Also, the Planned Parenthood Action Council tweeted that the bill “will now head to the Governor’s office, “and if he signs it, we will be fighting this in court.”
10 a.m.: Gehrke: A sexual harassment bill is pulled back to fix a gap
In that context, legislation was proposed to protect interns, staff and legislators from harassment by legislators and lobbyists. Turns out, the lobbyists did what they do and killed the bill. The news media, by the way, is already required to take sexual harassment training in order to get a press pass to cover the legislative session.
This year, SB147, which requires lobbyists to take sexual harassment training and prohibits retaliation for filing a complaint, passed the Legislature and was headed to the governor’s desk.
“We have an important … obligation to the public to make sure we have a safe, non-threatening environment for legislators, employees and interns,” said the House sponsor, Majority Whip Mike Schultz, R-Hooper, who said that legislative counsel said they needed to pass the bill. “This bill seeks to strike that balance.”
But what about protecting lobbyists?

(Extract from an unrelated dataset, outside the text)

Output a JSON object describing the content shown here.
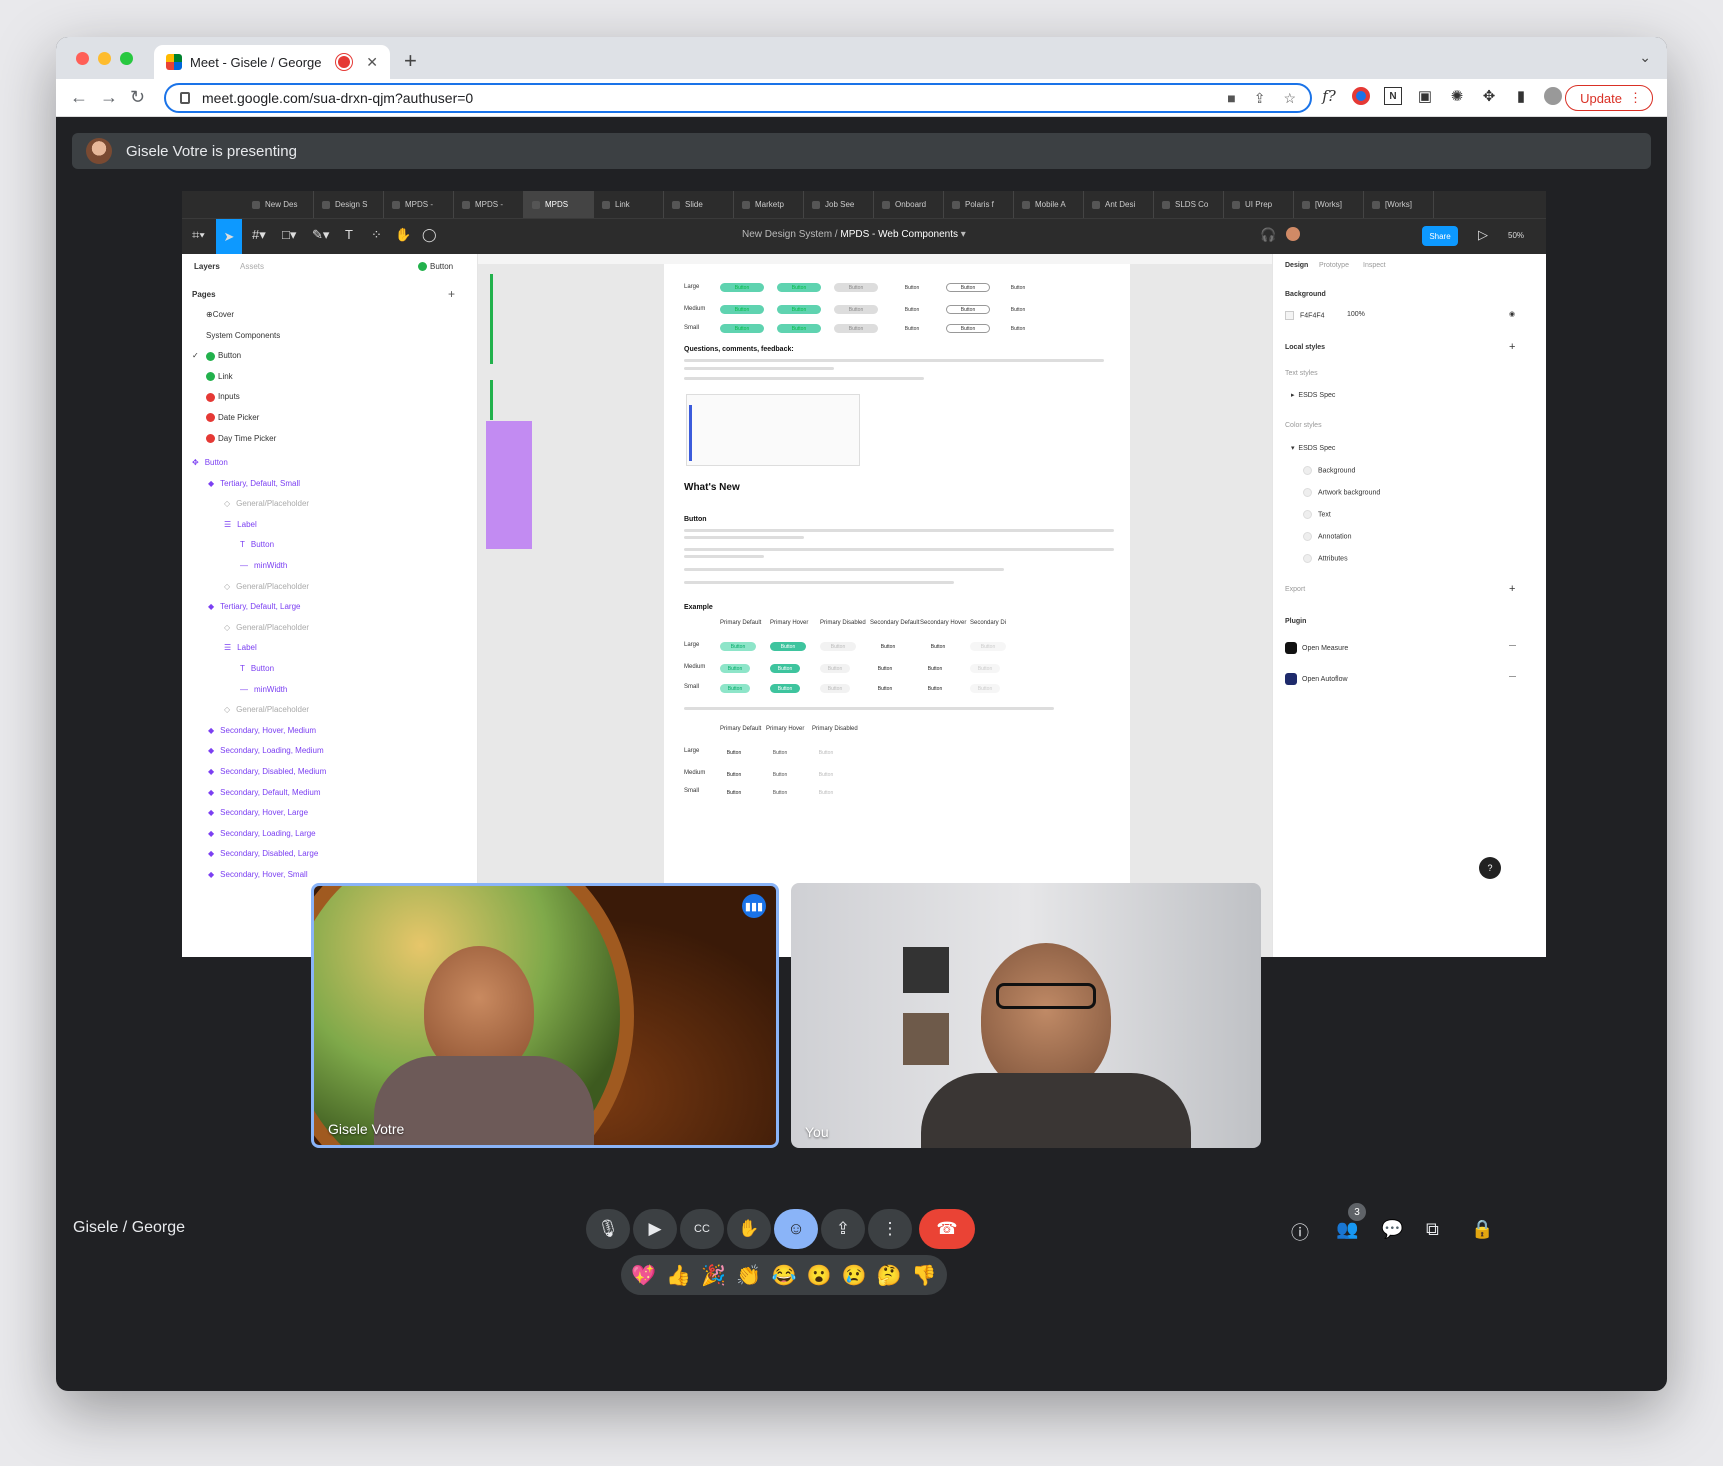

An amendment Schultz tacked onto the bill without any discussion or debate takes away a provision that would have allowed lobbyists to file a harassment complaint against anyone who works at the Legislature or for the executive branch.
The existing state harassment policy only provides state employees the right to file a complaint of harassment against a supervisor.
While female lobbyists don’t like to talk about incidents of harassment publicly, fearing it would hurt their ability to do their job, these incidents do happen. And apparently they now leave lobbyists with no recourse.
On Thursday morning, the Senate realized what they had done and recalled the bill, presumably to strip out the amendment.
Sen. Don Ipson, R-St. George, said House revisions to the measure had exempted lawmakers and members of the executive branch from the new sexual harassment rules.
“It’s our belief that goes too far and we shouldn’t be given special consideration,” Ipson told Senate colleagues. SB147 was then pulled back and senators voted to ask the House to back down on its changes.
We will provide updates as the bill progresses.
The bill, by the way, also makes records of any complaints filed against lobbyists protected records under the state’s open records act, so the public will likely never know whether there are complaints or how they are handled.